§ **Task**:
Leave every picture out, and retype all the remaining records exactly.

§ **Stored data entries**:
------------------------------------------------------------------------
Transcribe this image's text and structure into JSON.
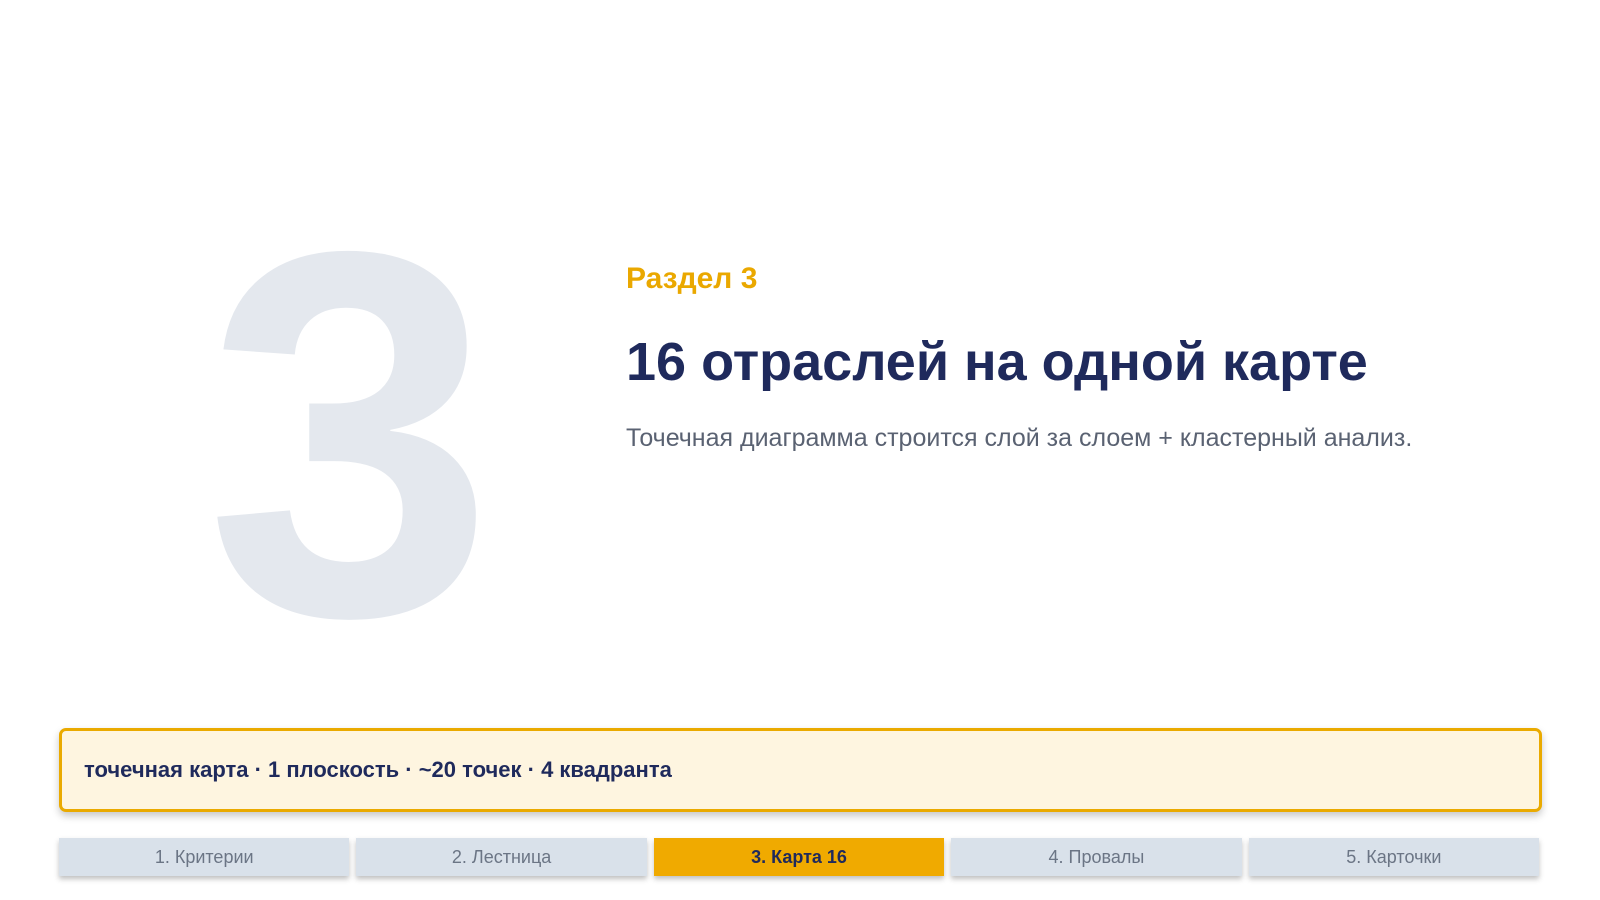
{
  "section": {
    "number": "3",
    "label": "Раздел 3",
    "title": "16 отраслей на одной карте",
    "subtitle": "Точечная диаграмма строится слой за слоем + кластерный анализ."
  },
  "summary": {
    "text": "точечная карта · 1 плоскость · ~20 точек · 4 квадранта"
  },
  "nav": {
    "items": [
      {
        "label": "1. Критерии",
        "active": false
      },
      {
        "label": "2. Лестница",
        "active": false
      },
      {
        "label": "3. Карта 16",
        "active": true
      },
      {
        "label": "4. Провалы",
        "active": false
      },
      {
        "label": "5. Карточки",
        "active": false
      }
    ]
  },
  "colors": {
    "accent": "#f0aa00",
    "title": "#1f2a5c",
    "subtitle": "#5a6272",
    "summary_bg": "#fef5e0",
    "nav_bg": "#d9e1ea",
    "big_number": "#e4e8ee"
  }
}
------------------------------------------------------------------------
§ **Task result**:
Transcribe this image's text and structure into JSON.
{
  "section": {
    "number": "3",
    "label": "Раздел 3",
    "title": "16 отраслей на одной карте",
    "subtitle": "Точечная диаграмма строится слой за слоем + кластерный анализ."
  },
  "summary": {
    "text": "точечная карта · 1 плоскость · ~20 точек · 4 квадранта"
  },
  "nav": {
    "items": [
      {
        "label": "1. Критерии",
        "active": false
      },
      {
        "label": "2. Лестница",
        "active": false
      },
      {
        "label": "3. Карта 16",
        "active": true
      },
      {
        "label": "4. Провалы",
        "active": false
      },
      {
        "label": "5. Карточки",
        "active": false
      }
    ]
  },
  "colors": {
    "accent": "#f0aa00",
    "title": "#1f2a5c",
    "subtitle": "#5a6272",
    "summary_bg": "#fef5e0",
    "nav_bg": "#d9e1ea",
    "big_number": "#e4e8ee"
  }
}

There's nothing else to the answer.